Data accumulation firm J.D. Power has published its annual US-based Initial Quality Survey study for 2021, showcasing which car brands have the least and most problems in the first 90 days of ownership.
The 2021 edition of the study surveyed 110,827 people with new cars from the 2021 model year. From the survey it calculated the problems per 100 vehicles sold (a figure J.D. Power refers to as a PP100 figure), with a lower number signifying a better result.
While some of the names at the pointy end of the field were what regular J.D. Power study readers would consider ‘the usual suspects’, the name at the very top was a bonafide surprise.
For the first time ever, Ram topped the list with a 128 PP100. Dodge’s second place (139 PP100) could be seen as a surprise, too, given how American brands normally perform in these kinds of studies.
Lexus, a typical mainstay in these kinds of studies, came third equal with a 144 PP100, tied with Mitsubishi. Nissan rounded out the top five (146 PP100). Kia, Genesis, Hyundai, Jeep, and Chevrolet completed the top 10.
Toyota and Ford narrowly missed out on the top 10, ending up 12th and 13th, with Ford equaling J.D. Power’s reported industry average of 162 PP100.
The list of those ranked on the wrong side of the average features a few surprise names. Porsche and Honda, for example, recorded 163 PP100 and 164 PP100, respectively. Mazda and Subaru struggled, too, with 177 and 182.
Then, there’s the bottom five. Chrysler is the top of the bottoms, with a PP100 of 251. Audi (240), Volkswagen (213), Volvo (210), and Alfa Romeo (205) are listed by J.D. Power as the five worst performers.
There’s a few curious points to note here, none less bizarre than the fact that Ram and Dodge (the best performers) share the same parent company as Chrysler and Alfa Romeo; Stellantis. Vehicles produced by the foursome share components, so it’s interesting to see them generate such wildly different results.

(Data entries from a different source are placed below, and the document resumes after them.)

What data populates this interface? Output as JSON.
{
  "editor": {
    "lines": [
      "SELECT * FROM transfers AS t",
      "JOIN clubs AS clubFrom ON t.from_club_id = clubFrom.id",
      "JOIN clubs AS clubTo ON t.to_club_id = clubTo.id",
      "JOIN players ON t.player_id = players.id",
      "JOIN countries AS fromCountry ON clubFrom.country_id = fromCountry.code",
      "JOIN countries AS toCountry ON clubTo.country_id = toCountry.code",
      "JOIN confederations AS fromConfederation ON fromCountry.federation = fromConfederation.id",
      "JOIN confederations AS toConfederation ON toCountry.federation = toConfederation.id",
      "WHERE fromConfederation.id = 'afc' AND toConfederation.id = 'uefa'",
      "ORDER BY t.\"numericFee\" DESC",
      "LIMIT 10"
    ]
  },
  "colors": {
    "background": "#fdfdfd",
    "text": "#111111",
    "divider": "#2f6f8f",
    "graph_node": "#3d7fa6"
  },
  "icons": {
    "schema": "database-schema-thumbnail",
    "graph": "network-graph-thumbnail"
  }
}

One of the other points to bring up is Tesla. The brand would not allow J.D. Power to poll Tesla owners in 15 of America’s states. But the data company notes that out of the remaining states, Tesla polled a 231 PP100, placing it in the middle of the aforementioned bottom five.